++++ DATA FOR THIS TASK
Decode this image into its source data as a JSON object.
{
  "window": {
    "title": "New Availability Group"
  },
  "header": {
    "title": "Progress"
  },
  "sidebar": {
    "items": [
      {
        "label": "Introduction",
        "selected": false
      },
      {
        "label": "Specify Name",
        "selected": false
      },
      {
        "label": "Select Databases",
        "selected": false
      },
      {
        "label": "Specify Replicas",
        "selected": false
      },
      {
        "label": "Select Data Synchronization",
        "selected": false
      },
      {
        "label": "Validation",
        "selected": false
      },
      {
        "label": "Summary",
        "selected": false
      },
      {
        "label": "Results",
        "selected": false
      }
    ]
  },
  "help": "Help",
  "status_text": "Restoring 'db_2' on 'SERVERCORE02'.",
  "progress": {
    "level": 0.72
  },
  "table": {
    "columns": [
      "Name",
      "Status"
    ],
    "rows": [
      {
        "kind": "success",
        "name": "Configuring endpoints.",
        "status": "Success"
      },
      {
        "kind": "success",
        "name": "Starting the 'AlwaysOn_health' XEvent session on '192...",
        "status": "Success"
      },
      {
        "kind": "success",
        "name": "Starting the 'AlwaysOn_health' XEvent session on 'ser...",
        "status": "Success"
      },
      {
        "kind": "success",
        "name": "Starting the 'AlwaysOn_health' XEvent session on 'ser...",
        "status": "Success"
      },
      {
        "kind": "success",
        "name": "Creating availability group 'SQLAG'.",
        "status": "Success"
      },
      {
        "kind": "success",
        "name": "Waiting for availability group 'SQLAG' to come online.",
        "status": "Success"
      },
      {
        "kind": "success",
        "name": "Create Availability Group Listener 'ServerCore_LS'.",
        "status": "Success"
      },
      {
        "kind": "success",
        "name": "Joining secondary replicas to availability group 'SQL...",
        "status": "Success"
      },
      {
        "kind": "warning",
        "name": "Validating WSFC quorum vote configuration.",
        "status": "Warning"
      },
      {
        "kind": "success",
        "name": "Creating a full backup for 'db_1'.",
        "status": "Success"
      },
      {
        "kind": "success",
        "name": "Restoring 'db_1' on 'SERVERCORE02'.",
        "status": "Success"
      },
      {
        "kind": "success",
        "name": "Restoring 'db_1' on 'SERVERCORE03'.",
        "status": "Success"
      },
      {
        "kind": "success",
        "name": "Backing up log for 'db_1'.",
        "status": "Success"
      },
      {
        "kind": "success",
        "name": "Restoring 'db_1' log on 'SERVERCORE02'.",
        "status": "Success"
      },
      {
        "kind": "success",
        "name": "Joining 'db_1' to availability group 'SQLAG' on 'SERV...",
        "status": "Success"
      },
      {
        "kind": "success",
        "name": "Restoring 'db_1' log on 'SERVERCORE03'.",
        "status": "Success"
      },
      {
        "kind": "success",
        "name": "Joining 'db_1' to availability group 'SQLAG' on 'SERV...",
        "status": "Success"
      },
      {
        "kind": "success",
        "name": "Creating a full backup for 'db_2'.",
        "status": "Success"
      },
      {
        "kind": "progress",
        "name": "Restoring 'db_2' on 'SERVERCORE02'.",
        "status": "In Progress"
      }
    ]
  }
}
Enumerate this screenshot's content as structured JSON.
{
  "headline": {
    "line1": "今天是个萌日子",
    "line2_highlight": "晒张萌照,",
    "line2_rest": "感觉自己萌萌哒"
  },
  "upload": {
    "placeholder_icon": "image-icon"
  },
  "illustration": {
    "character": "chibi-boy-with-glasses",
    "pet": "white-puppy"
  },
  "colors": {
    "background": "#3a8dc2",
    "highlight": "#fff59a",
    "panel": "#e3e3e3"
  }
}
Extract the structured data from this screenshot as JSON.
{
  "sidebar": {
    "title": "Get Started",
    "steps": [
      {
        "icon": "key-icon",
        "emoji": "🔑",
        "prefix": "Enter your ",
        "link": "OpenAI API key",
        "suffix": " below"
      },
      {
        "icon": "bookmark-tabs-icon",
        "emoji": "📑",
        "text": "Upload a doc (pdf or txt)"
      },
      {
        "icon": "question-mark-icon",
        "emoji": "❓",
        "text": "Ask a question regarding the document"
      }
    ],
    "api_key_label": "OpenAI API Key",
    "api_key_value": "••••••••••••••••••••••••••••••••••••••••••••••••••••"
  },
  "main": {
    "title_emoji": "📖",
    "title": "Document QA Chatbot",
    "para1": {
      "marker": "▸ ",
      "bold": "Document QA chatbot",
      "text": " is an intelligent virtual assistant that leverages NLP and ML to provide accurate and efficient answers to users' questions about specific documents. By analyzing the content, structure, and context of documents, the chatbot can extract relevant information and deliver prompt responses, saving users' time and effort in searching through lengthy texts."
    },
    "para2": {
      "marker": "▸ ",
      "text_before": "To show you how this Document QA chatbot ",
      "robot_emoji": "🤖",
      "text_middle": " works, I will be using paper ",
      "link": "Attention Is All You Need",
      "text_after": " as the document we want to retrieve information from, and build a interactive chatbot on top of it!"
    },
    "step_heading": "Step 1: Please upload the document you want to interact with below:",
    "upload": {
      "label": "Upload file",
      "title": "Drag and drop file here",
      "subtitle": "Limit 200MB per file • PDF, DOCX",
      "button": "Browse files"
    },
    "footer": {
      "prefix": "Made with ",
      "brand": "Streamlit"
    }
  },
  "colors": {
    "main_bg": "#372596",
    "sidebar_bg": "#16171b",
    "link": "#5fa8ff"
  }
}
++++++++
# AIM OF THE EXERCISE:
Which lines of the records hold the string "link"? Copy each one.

# EXERCISE OUTPUT:
        "link": "OpenAI API key",
      "link": "Attention Is All You Need",
    "link": "#5fa8ff"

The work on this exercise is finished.